Timber Festival is new to the partnership, however we have worked with the organisers, South Cheshire based Wild Rumpus, for many years, and we share their commitment to making work in a sustainable and environmentally friendly way.
Alongside producing fantastic shows that address environmentalism and sustainability, we have organised several training and discussion events that help artists and festival organisers to better understand how to work in a greener way. Last autumn we ran an online symposium all about sustainability, and many events that encourage conversations about how artists and companies can tour in a greener way.
A further new partner to Without Walls is The Culture House (a Grimsby-based project committed to widening access to the arts). Considering how the pandemic has affected who can access the arts and how, this mission is vitally important. What is Without Walls doing to further engagement?
The wonderful thing about outdoor arts and the work we do is that it brings high quality arts experiences to areas without traditional arts and culture outlets. The Culture House has a proven track record of getting the people of Grimsby involved in art through a free festivals and events – overcoming the financial barrier that a lot of people face – and community engagement programmes in places that they are familiar with and that they feel comfortable in.
Most of our partners are based in areas with audiences that do not engage with the arts in a traditional sense, and we’re re really proud of that. We work with all of our partners’ programmes and help them develop a good quality arts experience that is accessible to everyone. Our partners make sure that they have an event that welcomes everybody, celebrates our diverse communities and engages with people in their local community. We contribute to our partners’ audience outreach and engagement projects and help them evaluate this impact. We have the data to show that we are reaching people who would rarely – and sometimes never – take part in traditional arts events or experiences.
Of course, given the relentlessness of the last year, “COVID safety” is key. What steps is Without Walls taking to ensure all performers and audiences are safe throughout the festivals?
COVID readiness and COVID safety have been at the very top of our agenda since early last year, and we are constantly in talks with our artists and performers and festivals to make sure that this is considered right from the get-go. We work with a dedicated production manager who is focused on supporting our artists on the health and safety measures.
We had a handful of events take place last year, including the Greenwich+ Docklands International Festival in London and Arts by the Sea in Bournemouth. Both festivals had robust health and safety measures in place, and they have openly shared their learning from the experience of delivering a COVID-ready festival with others working in outdoor arts.
With many describing the UK arts industry as being in a perilous situation, following the impact of the pandemic, how do you imagine artists and organisations should regroup? How can they come back from this challenge?
We can all openly acknowledge that the pandemic has been devastating for a lot of our arts and culture colleagues, and we of course want nothing more than to get back to normal.
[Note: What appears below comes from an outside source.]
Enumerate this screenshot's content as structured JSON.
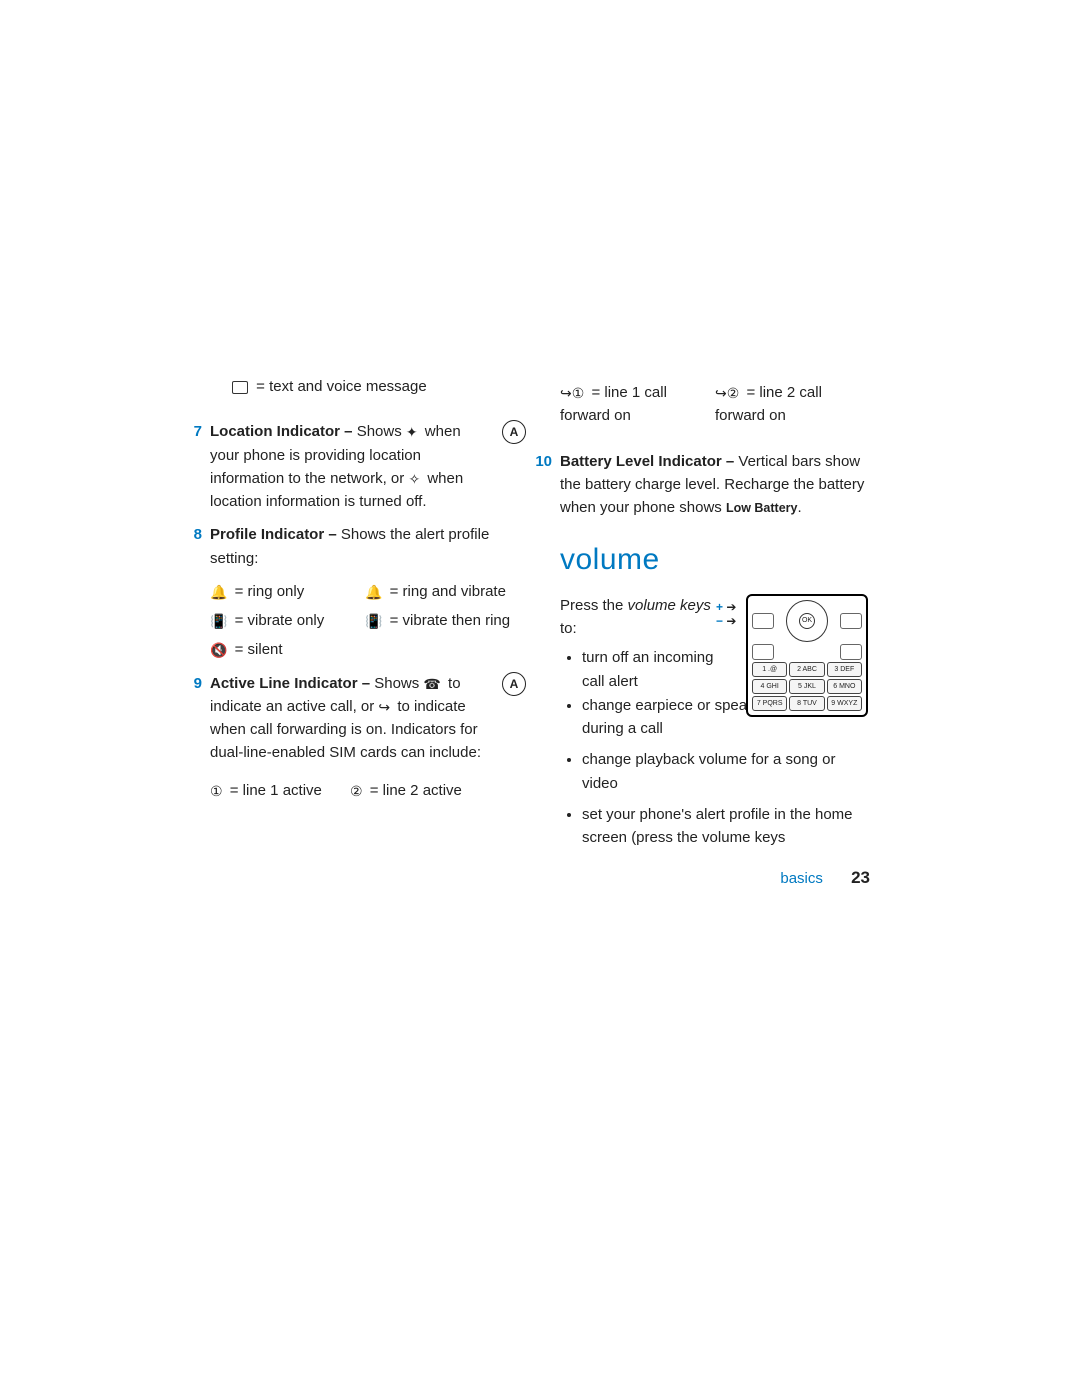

The entire arts and culture sector, not just outdoor arts, have been incredibly supportive to one another, sharing resources and information and opportunities, and learning about how to continue to do that work in some form. I think this collaboration will remain and will be vital for overcoming this turbulent time. Artists and organisations in the arts and culture sector have also been exploring ways of using digital tools and techniques in innovative ways, and I think this will continue to play a key role in the sector’s recovery and keeping audiences engaged until we can get back to doing what we love to do.
Photos: Get Shot Studios and JMA Photography
For further information about Without Walls and future events visit here.